As a hospice nurse, I am a new person coming into the home (or in this case the care facility) and I never know how someone with dementia or memory loss will receive me. But with H it was like we were old friends. He would stand up and hug me and ask me to sit with him. I suspect I reminded him of someone in his past that he still remembered. We got along well. He told me stories of his work and his kids, and his dogs. He liked to tinker with clocks and he liked to dance with his wife. He liked to tell jokes. Because he laughed at his jokes I would end up laughing too. Laughter often spreads in the best way.
The only times he was not gentle were when infections had set in – a bladder infection, an upper respiratory infection, and an infected skin wound. He would be aggressive and surly. Not himself. And the staff would know there was an infection and they would call hospice. The infection would be treated. And he would return to telling jokes and chuckling softly to himself.

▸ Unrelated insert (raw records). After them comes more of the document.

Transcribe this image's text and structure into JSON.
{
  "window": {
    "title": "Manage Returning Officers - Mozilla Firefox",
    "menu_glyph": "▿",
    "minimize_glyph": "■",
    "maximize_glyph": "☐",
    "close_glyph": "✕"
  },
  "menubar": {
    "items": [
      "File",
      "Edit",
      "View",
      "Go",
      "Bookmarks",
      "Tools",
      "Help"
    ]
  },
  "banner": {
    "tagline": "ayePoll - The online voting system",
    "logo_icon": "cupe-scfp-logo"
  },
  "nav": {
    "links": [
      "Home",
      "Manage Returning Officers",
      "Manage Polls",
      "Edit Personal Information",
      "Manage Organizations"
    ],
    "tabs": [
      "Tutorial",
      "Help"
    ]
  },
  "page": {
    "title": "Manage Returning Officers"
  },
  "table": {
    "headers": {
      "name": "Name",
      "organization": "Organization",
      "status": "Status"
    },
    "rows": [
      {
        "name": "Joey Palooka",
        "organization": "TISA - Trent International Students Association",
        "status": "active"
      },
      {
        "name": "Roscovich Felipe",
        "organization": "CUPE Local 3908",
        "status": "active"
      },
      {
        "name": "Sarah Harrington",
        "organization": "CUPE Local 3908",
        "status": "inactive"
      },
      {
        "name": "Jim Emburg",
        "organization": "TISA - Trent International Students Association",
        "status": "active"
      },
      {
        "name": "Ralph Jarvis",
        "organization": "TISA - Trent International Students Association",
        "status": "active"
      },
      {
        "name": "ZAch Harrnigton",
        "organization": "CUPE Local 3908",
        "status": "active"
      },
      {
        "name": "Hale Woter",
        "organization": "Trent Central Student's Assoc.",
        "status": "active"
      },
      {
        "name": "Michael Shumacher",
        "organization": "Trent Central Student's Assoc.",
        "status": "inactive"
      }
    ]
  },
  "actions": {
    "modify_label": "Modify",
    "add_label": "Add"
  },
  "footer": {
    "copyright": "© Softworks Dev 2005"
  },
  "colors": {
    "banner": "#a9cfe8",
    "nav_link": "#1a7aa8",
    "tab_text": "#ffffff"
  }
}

He died in his sleep in the middle of the week. Gentle and uneventful and without any warning. Although I suppose 9 decades of living, a history of 4 heart attacks, and 14 coronary stents could be considered a warning of sorts.
I had the privilege of attending his memorial and hearing stories of his life. He was funny and kind and gentle throughout his life. His remaining family and friends told stories of his good humor and generosity. His love for his wife and family and his dogs. His childhood friend talked about how they took apart and put back together all the clocks in the house, including a grandfather clock that had come from Germany. His sons talked about how he told jokes. It turns out he never matched the jokes with the punchlines. Ever. And he always chuckled about it. And his sons always laughed too.
I feel so blessed to have met H. He reminded me that even with dementia, even with memory loss, we may still be ourselves. The person we are at our very core. We may not remember how to put on pants or use a spoon, but we are still very human and very connected in other ways. So in honor of H, a joke –
H: Knock knock
Me: Who’s there?
Me: Banana who?
H: The bunny, the rabbi and Santa Claus.